One hour spent reviewing health cover could save consumers hundreds of dollars before a price hike on October 1.

The out-of-cycle increase will see the average premium climb 2.92 per cent, despite customers making fewer claims on their policy due to bans on elective surgeries and extras treatments.

The premium increases were initially slated for earlier in the year, but were delayed by six months due to the coronavirus pandemic.

Only the West Australian-based not-for-profit HBF,, AIA  and TUH are withholding a price rise until next year, while the other major insurance providers are inflating their premiums between 2.90 and 3.39 per cent.

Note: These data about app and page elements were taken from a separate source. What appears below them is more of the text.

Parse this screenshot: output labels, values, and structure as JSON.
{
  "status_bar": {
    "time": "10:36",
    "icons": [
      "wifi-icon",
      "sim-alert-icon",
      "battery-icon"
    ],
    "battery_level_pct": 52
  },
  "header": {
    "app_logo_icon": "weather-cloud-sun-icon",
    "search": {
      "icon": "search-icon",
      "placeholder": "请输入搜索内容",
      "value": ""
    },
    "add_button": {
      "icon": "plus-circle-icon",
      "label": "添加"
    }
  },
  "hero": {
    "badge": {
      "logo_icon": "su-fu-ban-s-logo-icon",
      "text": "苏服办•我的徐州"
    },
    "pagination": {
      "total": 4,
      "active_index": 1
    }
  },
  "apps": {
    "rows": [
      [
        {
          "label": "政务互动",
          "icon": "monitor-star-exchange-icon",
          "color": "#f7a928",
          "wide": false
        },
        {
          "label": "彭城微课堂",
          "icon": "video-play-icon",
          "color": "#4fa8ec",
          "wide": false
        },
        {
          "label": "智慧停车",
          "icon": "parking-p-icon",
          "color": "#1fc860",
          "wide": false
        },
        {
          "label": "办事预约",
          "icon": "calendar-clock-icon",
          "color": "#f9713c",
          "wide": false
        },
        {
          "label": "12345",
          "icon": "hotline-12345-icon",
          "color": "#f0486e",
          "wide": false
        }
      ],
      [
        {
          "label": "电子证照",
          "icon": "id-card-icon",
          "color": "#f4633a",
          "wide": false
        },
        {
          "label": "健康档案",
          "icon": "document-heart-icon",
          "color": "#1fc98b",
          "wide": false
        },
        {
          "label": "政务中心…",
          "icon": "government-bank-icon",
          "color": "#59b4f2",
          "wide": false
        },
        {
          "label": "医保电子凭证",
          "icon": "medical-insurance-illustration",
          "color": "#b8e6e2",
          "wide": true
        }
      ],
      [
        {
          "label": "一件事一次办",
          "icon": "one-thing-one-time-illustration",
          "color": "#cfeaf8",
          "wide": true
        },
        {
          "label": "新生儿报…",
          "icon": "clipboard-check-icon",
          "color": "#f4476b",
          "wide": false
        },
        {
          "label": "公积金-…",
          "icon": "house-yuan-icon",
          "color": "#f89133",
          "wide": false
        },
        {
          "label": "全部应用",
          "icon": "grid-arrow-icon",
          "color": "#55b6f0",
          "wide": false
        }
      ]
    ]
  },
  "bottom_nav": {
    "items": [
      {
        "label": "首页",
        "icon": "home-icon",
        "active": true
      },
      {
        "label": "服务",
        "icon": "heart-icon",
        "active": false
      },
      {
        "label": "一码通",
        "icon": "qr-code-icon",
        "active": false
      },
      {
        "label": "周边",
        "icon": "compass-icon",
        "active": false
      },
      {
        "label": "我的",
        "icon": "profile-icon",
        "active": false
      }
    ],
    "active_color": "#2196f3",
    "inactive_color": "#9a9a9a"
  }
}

Some customers with lesser-known firms face increases in excess of 4 per cent, with HIF policyholders stung by a 5.58 per cent rise.

iSelect spokesperson Laura Crowden told The New Daily although pricing concerns were front of mind for many, policy holders should also consider inclusions and exclusions to see if their policy still holds up.

“Most funds should have a very easy-to-read policy summary document in the form of a table that ticks all the things you are covered for, and clearly shows things you aren’t covered for,” Ms Crowden said.

“If there are a lot of items you’re currently paying for [that] you’re not going to use, that should be a prompt to shop around, and vice versa.”

However, Ms Crowden warned customers to be particularly vigilant when assessing the market, after a tiered-policy scheme was introduced in April last year by the federal government.

Despite intending to simplify the system by creating basic, bronze, silver and gold categories, the addition of ‘plus’ options makes the process of comparing “apples to apples” far more difficult, Ms Crowden said.

“Think carefully about what you want to ensure you’ve got cover for, such as pregnancy or hip replacements or cataracts, rather than getting distracted by labels,” Ms Crowden said.

Ms Crowden said switching does not necessarily mean policy holders are compromising their level of cover, or affecting any ongoing care.

“A lot of people also put off switching because they believe they have to re-serve hospital waiting periods, but they are protected by law so long as they switch to an equal or lower level of cover,” Ms Crowden said.

Australia’s private health sector has been battered by an exodus of young people, with recent Australian Prudential Regulation Authority figures showing 56,000 people between the ages of 20 and 49 axed their policies entirely in the year to June.

Grattan Institute health economist Dr Stephen Duckett told The New Daily policy holders dissuaded by elective surgery pauses due to the pandemic should think twice about abandoning private health.

“Although providers have accumulated a whole lot of money during this period of inactivity, most of those procedures will eventually be carried out,” Dr Duckett said.

“If private health insurance was good value for you before the pandemic, it’s probably still going to be good value – and the same goes if you felt it was bad value.”

CEO of peak representative body Private Healthcare Australia Dr Rachel David told The New Daily ‘plus’ policies are “entry-level products” that cater towards people hoping to minimise their losses to Lifetime Health Cover Loading.

With insurers raising their premiums by the slowest rate in almost 20 years, Dr David said providers are still offering affordable products.

“What we suggest is people who want a product suitable for their life stage [should] go to and evaluate all health plans on the market to choose one suitable for their needs,” Dr David said.